Suwanosejima

Japan

29.638°N, 129.714°E; summit elev. 796 m

All times are local (unless otherwise noted)


JMA reported that the eruption at Suwanosejima's Ontake Crater continued during 21-28 November and crater incandescence was visible nightly. Eruption plumes rose as high as 1.3 km above the crater rim and blocks were ejected as far as 300 m from the vent. Ashfall was occasionally reported in Toshima village (3.5 km SSW). The Alert Level remained at 3 (on a 5-level scale), and residents were warned to stay 2 km away from the crater.

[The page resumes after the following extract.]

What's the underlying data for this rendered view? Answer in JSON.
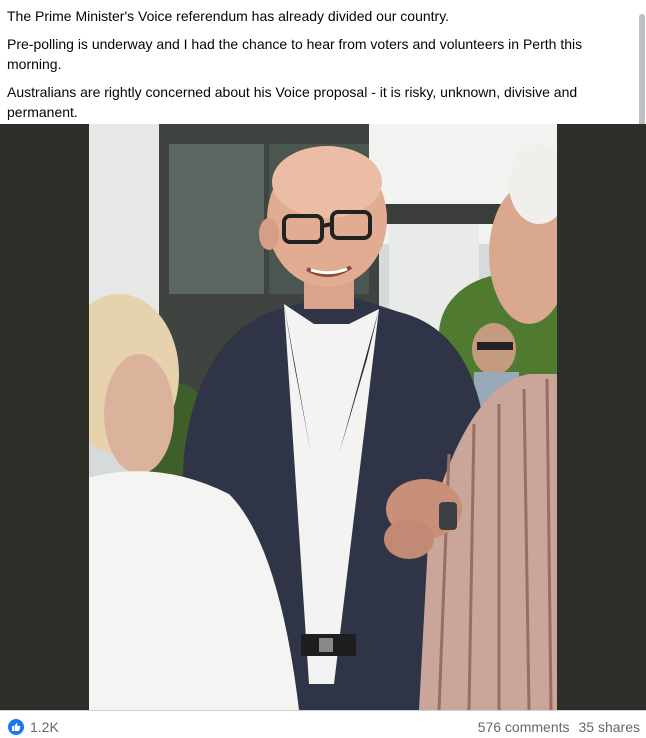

Geological Summary. The 8-km-long island of Suwanosejima in the northern Ryukyu Islands consists of an andesitic stratovolcano with two historically active summit craters. The summit is truncated by a large breached crater extending to the sea on the east flank that was formed by edifice collapse. One of Japan's most frequently active volcanoes, it was in a state of intermittent Strombolian activity from Otake, the NE summit crater, between 1949 and 1996, after which periods of inactivity lengthened. The largest recorded eruption took place in 1813-14, when thick scoria deposits blanketed residential areas, and the SW crater produced two lava flows that reached the western coast. At the end of the eruption the summit of Otake collapsed, forming a large debris avalanche and creating the open Sakuchi caldera, which extends to the eastern coast. The island remained uninhabited for about 70 years after the 1813-1814 eruption. Lava flows reached the eastern coast of the island in 1884. Only about 50 people live on the island.

Source: Japan Meteorological Agency (JMA)